RECORDS SHOWN Block Start

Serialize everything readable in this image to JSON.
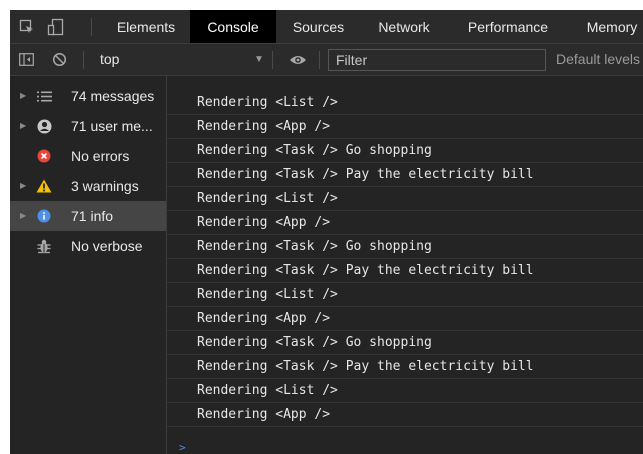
{
  "tabs": [
    {
      "label": "Elements"
    },
    {
      "label": "Console"
    },
    {
      "label": "Sources"
    },
    {
      "label": "Network"
    },
    {
      "label": "Performance"
    },
    {
      "label": "Memory"
    }
  ],
  "active_tab": "Console",
  "toolbar": {
    "context": "top",
    "filter_placeholder": "Filter",
    "levels_label": "Default levels"
  },
  "sidebar": {
    "items": [
      {
        "label": "74 messages",
        "icon": "list-icon",
        "expandable": true
      },
      {
        "label": "71 user me...",
        "icon": "user-icon",
        "expandable": true
      },
      {
        "label": "No errors",
        "icon": "error-icon",
        "expandable": false
      },
      {
        "label": "3 warnings",
        "icon": "warning-icon",
        "expandable": true
      },
      {
        "label": "71 info",
        "icon": "info-icon",
        "expandable": true,
        "selected": true
      },
      {
        "label": "No verbose",
        "icon": "bug-icon",
        "expandable": false
      }
    ]
  },
  "console": {
    "lines": [
      "Rendering <List />",
      "Rendering <App />",
      "Rendering <Task /> Go shopping",
      "Rendering <Task /> Pay the electricity bill",
      "Rendering <List />",
      "Rendering <App />",
      "Rendering <Task /> Go shopping",
      "Rendering <Task /> Pay the electricity bill",
      "Rendering <List />",
      "Rendering <App />",
      "Rendering <Task /> Go shopping",
      "Rendering <Task /> Pay the electricity bill",
      "Rendering <List />",
      "Rendering <App />"
    ],
    "prompt": ">"
  },
  "colors": {
    "background": "#242424",
    "toolbar": "#2b2b2b",
    "error": "#e8453c",
    "warning": "#f2c200",
    "info": "#4f8fe8",
    "selected": "#454545"
  }
}
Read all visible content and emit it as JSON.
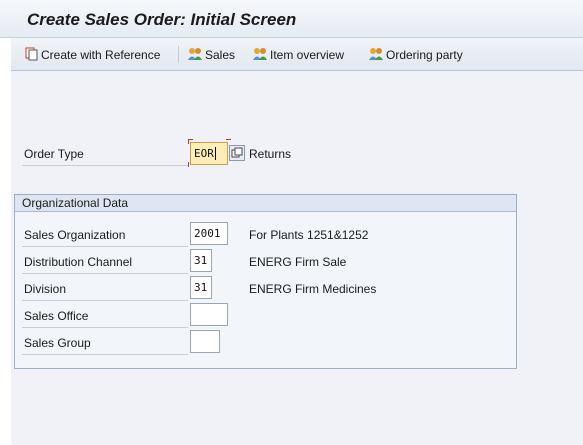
{
  "window": {
    "title": "Create Sales Order: Initial Screen"
  },
  "toolbar": {
    "items": [
      {
        "label": "Create with Reference",
        "icon": "document-copy-icon"
      },
      {
        "label": "Sales",
        "icon": "persons-icon"
      },
      {
        "label": "Item overview",
        "icon": "persons-icon"
      },
      {
        "label": "Ordering party",
        "icon": "persons-icon"
      }
    ]
  },
  "order": {
    "label": "Order Type",
    "value": "EOR",
    "description": "Returns"
  },
  "org": {
    "heading": "Organizational Data",
    "rows": [
      {
        "label": "Sales Organization",
        "value": "2001",
        "description": "For Plants 1251&1252"
      },
      {
        "label": "Distribution Channel",
        "value": "31",
        "description": "ENERG Firm Sale"
      },
      {
        "label": "Division",
        "value": "31",
        "description": "ENERG Firm Medicines"
      },
      {
        "label": "Sales Office",
        "value": "",
        "description": ""
      },
      {
        "label": "Sales Group",
        "value": "",
        "description": ""
      }
    ]
  },
  "colors": {
    "focus_field": "#fdeeb8",
    "header_bg": "#dde6f2"
  }
}
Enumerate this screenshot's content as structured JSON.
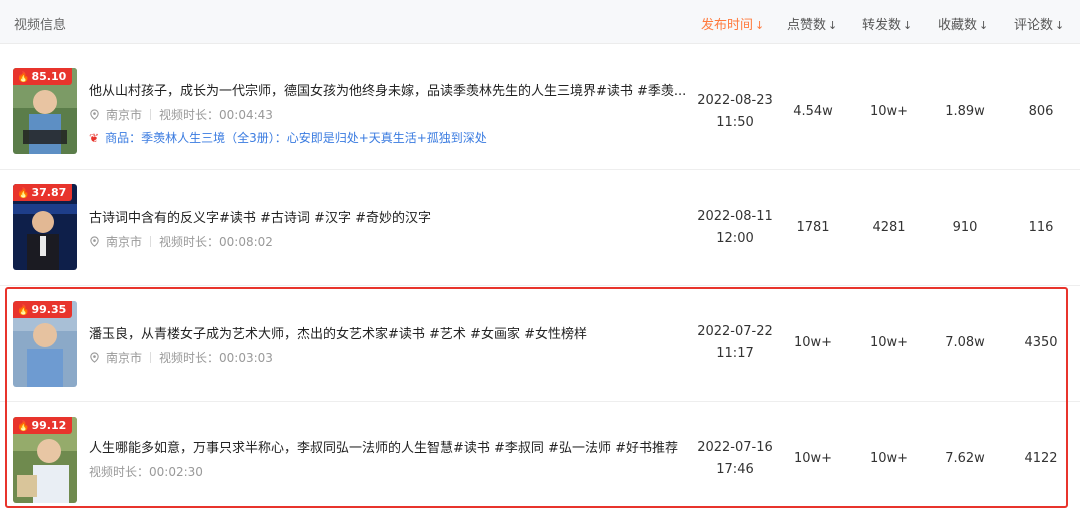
{
  "header": {
    "video_info": "视频信息",
    "columns": [
      {
        "label": "发布时间",
        "arrow": "↓",
        "active": true
      },
      {
        "label": "点赞数",
        "arrow": "↓",
        "active": false
      },
      {
        "label": "转发数",
        "arrow": "↓",
        "active": false
      },
      {
        "label": "收藏数",
        "arrow": "↓",
        "active": false
      },
      {
        "label": "评论数",
        "arrow": "↓",
        "active": false
      }
    ]
  },
  "rows": [
    {
      "score": "85.10",
      "title": "他从山村孩子，成长为一代宗师，德国女孩为他终身未嫁，品读季羡林先生的人生三境界#读书 #季羡...",
      "city": "南京市",
      "duration": "视频时长：00:04:43",
      "product": "商品：季羡林人生三境（全3册）：心安即是归处+天真生活+孤独到深处",
      "date": "2022-08-23",
      "time": "11:50",
      "likes": "4.54w",
      "shares": "10w+",
      "favorites": "1.89w",
      "comments": "806"
    },
    {
      "score": "37.87",
      "title": "古诗词中含有的反义字#读书 #古诗词 #汉字 #奇妙的汉字",
      "city": "南京市",
      "duration": "视频时长：00:08:02",
      "date": "2022-08-11",
      "time": "12:00",
      "likes": "1781",
      "shares": "4281",
      "favorites": "910",
      "comments": "116"
    },
    {
      "score": "99.35",
      "title": "潘玉良，从青楼女子成为艺术大师，杰出的女艺术家#读书 #艺术 #女画家 #女性榜样",
      "city": "南京市",
      "duration": "视频时长：00:03:03",
      "date": "2022-07-22",
      "time": "11:17",
      "likes": "10w+",
      "shares": "10w+",
      "favorites": "7.08w",
      "comments": "4350"
    },
    {
      "score": "99.12",
      "title": "人生哪能多如意，万事只求半称心，李叔同弘一法师的人生智慧#读书 #李叔同 #弘一法师 #好书推荐",
      "duration": "视频时长：00:02:30",
      "date": "2022-07-16",
      "time": "17:46",
      "likes": "10w+",
      "shares": "10w+",
      "favorites": "7.62w",
      "comments": "4122"
    }
  ],
  "colors": {
    "accent": "#ff7a3d",
    "badge": "#e8342c",
    "link": "#3a7be0",
    "highlight_border": "#e8342c"
  },
  "icons": {
    "badge": "fire-icon",
    "location": "location-pin-icon",
    "product": "heart-icon",
    "sort": "sort-arrow-down-icon"
  }
}
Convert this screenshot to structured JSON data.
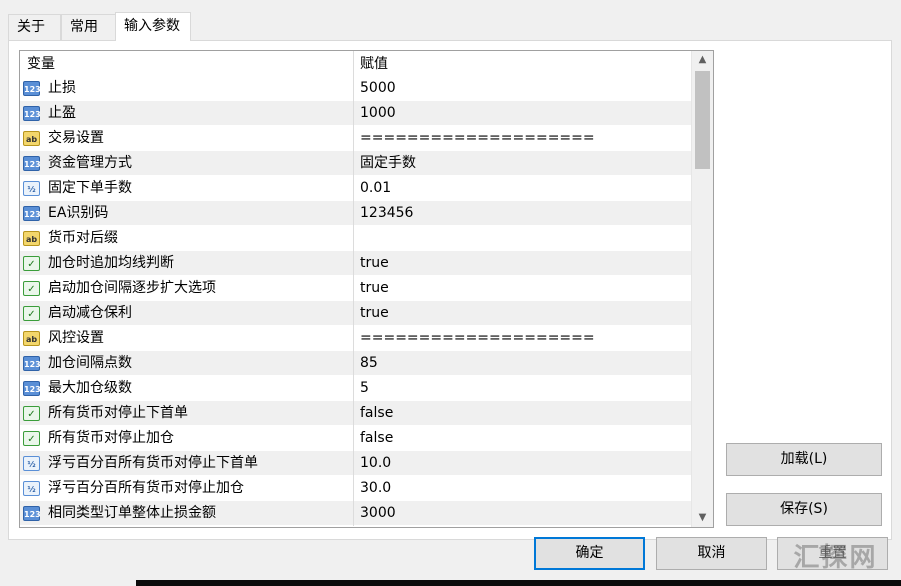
{
  "tabs": [
    "关于",
    "常用",
    "输入参数"
  ],
  "grid": {
    "headers": [
      "变量",
      "赋值"
    ],
    "rows": [
      {
        "icon": "int",
        "icon_text": "123",
        "name": "止损",
        "value": "5000"
      },
      {
        "icon": "int",
        "icon_text": "123",
        "name": "止盈",
        "value": "1000"
      },
      {
        "icon": "string",
        "icon_text": "ab",
        "name": "交易设置",
        "value": "===================="
      },
      {
        "icon": "int",
        "icon_text": "123",
        "name": "资金管理方式",
        "value": "固定手数"
      },
      {
        "icon": "double",
        "icon_text": "½",
        "name": "固定下单手数",
        "value": "0.01"
      },
      {
        "icon": "int",
        "icon_text": "123",
        "name": "EA识别码",
        "value": "123456"
      },
      {
        "icon": "string",
        "icon_text": "ab",
        "name": "货币对后缀",
        "value": ""
      },
      {
        "icon": "bool",
        "icon_text": "✓",
        "name": "加仓时追加均线判断",
        "value": "true"
      },
      {
        "icon": "bool",
        "icon_text": "✓",
        "name": "启动加仓间隔逐步扩大选项",
        "value": "true"
      },
      {
        "icon": "bool",
        "icon_text": "✓",
        "name": "启动减仓保利",
        "value": "true"
      },
      {
        "icon": "string",
        "icon_text": "ab",
        "name": "风控设置",
        "value": "===================="
      },
      {
        "icon": "int",
        "icon_text": "123",
        "name": "加仓间隔点数",
        "value": "85"
      },
      {
        "icon": "int",
        "icon_text": "123",
        "name": "最大加仓级数",
        "value": "5"
      },
      {
        "icon": "bool",
        "icon_text": "✓",
        "name": "所有货币对停止下首单",
        "value": "false"
      },
      {
        "icon": "bool",
        "icon_text": "✓",
        "name": "所有货币对停止加仓",
        "value": "false"
      },
      {
        "icon": "double",
        "icon_text": "½",
        "name": "浮亏百分百所有货币对停止下首单",
        "value": "10.0"
      },
      {
        "icon": "double",
        "icon_text": "½",
        "name": "浮亏百分百所有货币对停止加仓",
        "value": "30.0"
      },
      {
        "icon": "int",
        "icon_text": "123",
        "name": "相同类型订单整体止损金额",
        "value": "3000"
      }
    ]
  },
  "side_buttons": {
    "load": "加载(L)",
    "save": "保存(S)"
  },
  "footer": {
    "ok": "确定",
    "cancel": "取消",
    "reset": "重置"
  },
  "watermark": "汇探网"
}
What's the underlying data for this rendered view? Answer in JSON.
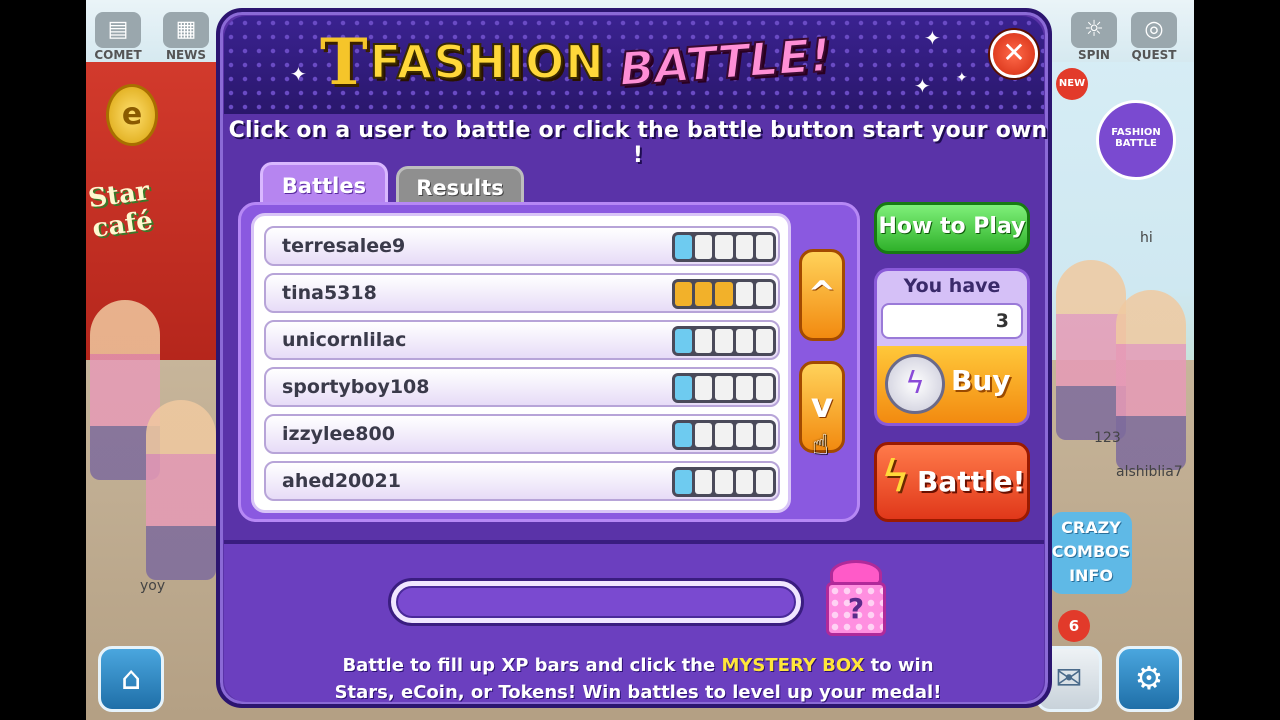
{
  "background": {
    "top_icons": [
      {
        "label": "COMET",
        "icon": "book-icon"
      },
      {
        "label": "NEWS",
        "icon": "newspaper-icon"
      },
      {
        "label": "SPIN",
        "icon": "spin-wheel-icon"
      },
      {
        "label": "QUEST",
        "icon": "quest-icon"
      }
    ],
    "new_badge": "NEW",
    "fashion_battle_sign": "FASHION BATTLE",
    "cafe_coin": "e",
    "cafe_sign": "Star café",
    "chat_hi": "hi",
    "username_right": "alshiblia7",
    "username_num": "123",
    "username_left": "yoy",
    "combo_label": "CRAZY COMBOS INFO",
    "mail_badge": "6"
  },
  "dialog": {
    "title_t": "T",
    "title_fashion": "FASHION",
    "title_battle": "BATTLE!",
    "close": "✕",
    "instruction": "Click on a user to battle or click the battle button start your own !",
    "tabs": {
      "battles": "Battles",
      "results": "Results"
    },
    "battles": [
      {
        "name": "terresalee9",
        "xp_filled": 1,
        "color": "blue"
      },
      {
        "name": "tina5318",
        "xp_filled": 3,
        "color": "orange"
      },
      {
        "name": "unicornlilac",
        "xp_filled": 1,
        "color": "blue"
      },
      {
        "name": "sportyboy108",
        "xp_filled": 1,
        "color": "blue"
      },
      {
        "name": "izzylee800",
        "xp_filled": 1,
        "color": "blue"
      },
      {
        "name": "ahed20021",
        "xp_filled": 1,
        "color": "blue"
      }
    ],
    "xp_segments": 5,
    "scroll_up": "^",
    "scroll_down": "v",
    "how_to_play": "How to Play",
    "you_have_label": "You have",
    "you_have_value": "3",
    "buy_label": "Buy",
    "battle_label": "Battle!",
    "xp_progress": 0,
    "mystery_box_symbol": "?",
    "footer_line1_a": "Battle to fill up XP bars and click the ",
    "footer_line1_hl": "MYSTERY BOX",
    "footer_line1_b": " to win",
    "footer_line2": "Stars, eCoin, or Tokens! Win battles to level up your medal!"
  },
  "colors": {
    "dialog_bg": "#5a33a8",
    "xp_blue": "#6ecbf0",
    "xp_orange": "#f2b12a",
    "highlight": "#ffe63a"
  }
}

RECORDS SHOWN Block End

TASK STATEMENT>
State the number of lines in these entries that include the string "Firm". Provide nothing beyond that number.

ANSWER TO THE PROBLEM>
2